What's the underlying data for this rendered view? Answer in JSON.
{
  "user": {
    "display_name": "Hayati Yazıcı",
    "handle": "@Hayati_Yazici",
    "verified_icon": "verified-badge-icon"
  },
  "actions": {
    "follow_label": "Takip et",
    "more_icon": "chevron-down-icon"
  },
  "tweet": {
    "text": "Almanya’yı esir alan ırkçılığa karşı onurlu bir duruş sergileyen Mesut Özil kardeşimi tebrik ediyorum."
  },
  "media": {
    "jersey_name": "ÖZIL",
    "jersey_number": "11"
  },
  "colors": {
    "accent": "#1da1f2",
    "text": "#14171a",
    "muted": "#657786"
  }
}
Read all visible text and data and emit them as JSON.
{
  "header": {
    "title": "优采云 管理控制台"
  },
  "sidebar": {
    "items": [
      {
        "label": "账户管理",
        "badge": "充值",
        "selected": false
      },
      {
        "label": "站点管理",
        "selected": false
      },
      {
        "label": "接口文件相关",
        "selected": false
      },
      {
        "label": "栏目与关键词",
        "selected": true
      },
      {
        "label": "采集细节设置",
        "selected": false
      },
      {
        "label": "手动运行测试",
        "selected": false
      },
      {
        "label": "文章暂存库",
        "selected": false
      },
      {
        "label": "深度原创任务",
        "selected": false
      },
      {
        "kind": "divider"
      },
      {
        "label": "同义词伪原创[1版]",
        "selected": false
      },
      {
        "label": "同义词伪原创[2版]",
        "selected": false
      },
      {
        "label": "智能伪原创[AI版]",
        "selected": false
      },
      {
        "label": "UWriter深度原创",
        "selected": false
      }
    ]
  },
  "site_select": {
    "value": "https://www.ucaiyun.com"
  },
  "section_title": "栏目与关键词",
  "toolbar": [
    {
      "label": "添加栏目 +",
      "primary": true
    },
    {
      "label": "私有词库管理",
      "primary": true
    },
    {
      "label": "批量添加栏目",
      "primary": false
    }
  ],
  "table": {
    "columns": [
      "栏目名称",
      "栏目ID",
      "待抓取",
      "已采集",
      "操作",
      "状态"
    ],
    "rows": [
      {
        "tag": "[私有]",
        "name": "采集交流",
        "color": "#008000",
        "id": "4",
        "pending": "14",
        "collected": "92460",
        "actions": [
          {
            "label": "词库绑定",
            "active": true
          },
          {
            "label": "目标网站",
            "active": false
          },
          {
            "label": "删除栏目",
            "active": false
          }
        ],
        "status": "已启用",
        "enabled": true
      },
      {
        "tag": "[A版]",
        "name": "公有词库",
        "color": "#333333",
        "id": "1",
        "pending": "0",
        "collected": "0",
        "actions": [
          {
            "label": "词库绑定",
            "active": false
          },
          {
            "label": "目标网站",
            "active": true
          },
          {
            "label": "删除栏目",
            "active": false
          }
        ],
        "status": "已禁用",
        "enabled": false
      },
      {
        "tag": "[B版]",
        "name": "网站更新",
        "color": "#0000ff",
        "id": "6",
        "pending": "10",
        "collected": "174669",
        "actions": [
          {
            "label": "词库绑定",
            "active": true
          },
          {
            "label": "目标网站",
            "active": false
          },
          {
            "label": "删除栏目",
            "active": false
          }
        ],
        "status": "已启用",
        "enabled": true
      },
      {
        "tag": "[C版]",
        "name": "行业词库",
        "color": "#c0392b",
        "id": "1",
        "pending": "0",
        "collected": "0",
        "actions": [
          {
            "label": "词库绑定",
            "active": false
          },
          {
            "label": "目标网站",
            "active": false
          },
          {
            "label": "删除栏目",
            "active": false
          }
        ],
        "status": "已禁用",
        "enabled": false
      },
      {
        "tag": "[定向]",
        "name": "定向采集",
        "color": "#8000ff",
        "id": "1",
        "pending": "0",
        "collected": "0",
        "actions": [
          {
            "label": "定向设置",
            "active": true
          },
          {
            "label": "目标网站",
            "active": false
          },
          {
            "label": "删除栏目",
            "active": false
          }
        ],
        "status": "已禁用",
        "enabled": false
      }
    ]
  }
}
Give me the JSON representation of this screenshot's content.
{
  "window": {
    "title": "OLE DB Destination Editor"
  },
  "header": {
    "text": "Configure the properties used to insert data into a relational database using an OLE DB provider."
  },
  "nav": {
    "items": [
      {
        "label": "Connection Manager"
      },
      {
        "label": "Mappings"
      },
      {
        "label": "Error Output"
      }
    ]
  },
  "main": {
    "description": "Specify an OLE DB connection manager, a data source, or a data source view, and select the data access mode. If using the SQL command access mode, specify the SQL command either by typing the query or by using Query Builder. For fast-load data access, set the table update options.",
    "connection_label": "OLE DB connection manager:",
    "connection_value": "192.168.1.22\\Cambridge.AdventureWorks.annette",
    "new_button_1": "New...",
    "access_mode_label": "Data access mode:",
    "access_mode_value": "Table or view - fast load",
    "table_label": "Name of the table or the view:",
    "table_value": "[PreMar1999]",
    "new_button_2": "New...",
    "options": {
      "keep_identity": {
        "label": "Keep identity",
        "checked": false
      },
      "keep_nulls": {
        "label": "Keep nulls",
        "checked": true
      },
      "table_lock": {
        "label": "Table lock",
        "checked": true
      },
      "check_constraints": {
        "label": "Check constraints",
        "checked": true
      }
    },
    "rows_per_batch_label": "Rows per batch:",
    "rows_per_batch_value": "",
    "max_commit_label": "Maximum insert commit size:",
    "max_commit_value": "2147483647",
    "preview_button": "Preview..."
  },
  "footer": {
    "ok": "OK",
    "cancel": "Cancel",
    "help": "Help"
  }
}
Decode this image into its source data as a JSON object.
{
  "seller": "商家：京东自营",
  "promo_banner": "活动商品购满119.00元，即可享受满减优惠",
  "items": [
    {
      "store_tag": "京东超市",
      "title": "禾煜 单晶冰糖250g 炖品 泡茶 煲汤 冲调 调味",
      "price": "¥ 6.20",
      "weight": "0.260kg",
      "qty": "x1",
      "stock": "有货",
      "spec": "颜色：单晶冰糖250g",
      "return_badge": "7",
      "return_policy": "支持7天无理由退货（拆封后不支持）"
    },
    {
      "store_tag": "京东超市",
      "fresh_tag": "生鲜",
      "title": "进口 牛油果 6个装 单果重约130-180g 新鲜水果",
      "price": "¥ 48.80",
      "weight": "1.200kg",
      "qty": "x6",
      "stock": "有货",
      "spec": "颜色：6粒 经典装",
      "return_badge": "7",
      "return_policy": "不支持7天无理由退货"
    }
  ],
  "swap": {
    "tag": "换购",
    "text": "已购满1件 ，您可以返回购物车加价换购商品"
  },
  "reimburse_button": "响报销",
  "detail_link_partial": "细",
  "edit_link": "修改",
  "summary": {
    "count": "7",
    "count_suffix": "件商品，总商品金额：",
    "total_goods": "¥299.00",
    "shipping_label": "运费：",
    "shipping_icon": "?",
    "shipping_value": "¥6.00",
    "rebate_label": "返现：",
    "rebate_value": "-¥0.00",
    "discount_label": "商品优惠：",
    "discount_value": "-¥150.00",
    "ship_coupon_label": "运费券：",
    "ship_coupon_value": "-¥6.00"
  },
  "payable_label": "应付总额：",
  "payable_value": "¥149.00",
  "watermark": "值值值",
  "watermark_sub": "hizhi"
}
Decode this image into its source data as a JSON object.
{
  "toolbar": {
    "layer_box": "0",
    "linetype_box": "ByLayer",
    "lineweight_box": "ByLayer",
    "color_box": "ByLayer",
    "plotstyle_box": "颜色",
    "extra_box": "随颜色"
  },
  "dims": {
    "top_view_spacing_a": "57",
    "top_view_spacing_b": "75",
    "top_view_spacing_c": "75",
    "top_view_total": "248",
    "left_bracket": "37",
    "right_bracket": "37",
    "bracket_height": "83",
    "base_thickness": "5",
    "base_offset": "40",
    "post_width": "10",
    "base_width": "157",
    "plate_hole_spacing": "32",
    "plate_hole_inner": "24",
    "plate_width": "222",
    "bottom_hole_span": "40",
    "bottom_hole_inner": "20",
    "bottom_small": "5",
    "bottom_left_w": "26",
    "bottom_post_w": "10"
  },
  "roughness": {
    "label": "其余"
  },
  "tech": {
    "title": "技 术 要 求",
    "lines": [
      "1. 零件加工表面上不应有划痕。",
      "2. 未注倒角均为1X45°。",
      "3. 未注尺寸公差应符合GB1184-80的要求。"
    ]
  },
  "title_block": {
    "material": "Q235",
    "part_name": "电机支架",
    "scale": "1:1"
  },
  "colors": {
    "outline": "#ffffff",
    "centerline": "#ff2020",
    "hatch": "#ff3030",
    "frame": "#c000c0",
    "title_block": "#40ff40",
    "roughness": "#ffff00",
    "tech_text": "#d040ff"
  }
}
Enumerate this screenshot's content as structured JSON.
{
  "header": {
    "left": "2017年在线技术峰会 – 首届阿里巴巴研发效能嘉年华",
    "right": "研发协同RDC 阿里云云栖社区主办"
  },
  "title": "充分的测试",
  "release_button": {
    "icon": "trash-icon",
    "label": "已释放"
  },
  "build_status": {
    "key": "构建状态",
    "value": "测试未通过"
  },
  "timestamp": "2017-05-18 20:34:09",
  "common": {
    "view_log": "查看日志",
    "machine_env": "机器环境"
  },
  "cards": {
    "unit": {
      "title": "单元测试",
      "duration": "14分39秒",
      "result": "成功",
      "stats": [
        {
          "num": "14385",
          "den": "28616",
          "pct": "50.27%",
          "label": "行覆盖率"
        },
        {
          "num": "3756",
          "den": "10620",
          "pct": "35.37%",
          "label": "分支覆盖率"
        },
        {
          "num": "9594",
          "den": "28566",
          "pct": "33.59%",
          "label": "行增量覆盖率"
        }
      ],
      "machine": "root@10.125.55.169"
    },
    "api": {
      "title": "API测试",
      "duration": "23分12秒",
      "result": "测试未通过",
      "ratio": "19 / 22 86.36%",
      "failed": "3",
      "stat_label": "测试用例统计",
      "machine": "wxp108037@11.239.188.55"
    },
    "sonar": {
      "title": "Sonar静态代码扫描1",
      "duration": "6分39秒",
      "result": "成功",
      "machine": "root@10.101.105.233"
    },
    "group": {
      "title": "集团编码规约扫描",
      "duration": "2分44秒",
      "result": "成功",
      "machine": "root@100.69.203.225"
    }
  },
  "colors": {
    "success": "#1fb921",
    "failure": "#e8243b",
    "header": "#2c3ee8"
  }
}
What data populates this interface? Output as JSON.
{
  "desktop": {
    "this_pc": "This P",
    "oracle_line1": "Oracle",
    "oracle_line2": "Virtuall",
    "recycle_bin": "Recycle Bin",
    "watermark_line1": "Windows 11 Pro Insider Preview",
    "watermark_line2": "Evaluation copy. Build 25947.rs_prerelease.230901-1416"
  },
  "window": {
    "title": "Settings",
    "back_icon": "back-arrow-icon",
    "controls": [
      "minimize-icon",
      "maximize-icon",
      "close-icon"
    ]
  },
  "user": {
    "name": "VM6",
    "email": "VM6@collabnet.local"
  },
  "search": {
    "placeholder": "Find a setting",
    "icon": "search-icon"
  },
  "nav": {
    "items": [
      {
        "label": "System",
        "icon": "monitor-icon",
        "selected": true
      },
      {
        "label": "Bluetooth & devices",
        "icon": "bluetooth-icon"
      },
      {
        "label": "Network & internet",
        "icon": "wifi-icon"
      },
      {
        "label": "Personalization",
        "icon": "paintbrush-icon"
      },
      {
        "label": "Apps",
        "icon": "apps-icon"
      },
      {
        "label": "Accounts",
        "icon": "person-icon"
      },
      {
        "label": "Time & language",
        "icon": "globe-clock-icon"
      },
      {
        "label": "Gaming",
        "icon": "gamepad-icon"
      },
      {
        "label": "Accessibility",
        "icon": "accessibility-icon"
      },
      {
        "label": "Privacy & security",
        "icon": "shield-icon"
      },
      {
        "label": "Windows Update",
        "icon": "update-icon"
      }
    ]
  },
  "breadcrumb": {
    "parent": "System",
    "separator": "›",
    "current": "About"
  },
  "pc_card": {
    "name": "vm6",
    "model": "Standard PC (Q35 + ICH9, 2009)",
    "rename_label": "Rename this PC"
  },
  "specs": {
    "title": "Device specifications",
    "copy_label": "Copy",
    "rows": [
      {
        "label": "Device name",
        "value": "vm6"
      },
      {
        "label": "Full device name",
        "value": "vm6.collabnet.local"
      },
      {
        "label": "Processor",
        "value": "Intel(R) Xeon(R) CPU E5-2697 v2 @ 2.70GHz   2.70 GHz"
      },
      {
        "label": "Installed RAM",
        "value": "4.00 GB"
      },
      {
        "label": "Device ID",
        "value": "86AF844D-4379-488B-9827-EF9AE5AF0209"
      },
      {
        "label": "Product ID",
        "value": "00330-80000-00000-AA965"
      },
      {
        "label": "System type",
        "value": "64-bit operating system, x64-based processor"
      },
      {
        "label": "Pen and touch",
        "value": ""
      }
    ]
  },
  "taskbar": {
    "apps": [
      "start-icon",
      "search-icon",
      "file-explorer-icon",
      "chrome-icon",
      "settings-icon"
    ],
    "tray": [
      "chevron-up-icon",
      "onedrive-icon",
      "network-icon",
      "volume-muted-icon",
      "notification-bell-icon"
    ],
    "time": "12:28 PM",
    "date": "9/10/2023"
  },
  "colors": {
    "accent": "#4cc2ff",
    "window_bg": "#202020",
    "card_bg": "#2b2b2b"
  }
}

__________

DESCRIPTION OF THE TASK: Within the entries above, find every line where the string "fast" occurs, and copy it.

ANSWER BOX:
    "description": "Specify an OLE DB connection manager, a data source, or a data source view, and select the data access mode. If using the SQL command access mode, specify the SQL command either by typing the query or by using Query Builder. For fast-load data access, set the table update options.",
    "access_mode_value": "Table or view - fast load",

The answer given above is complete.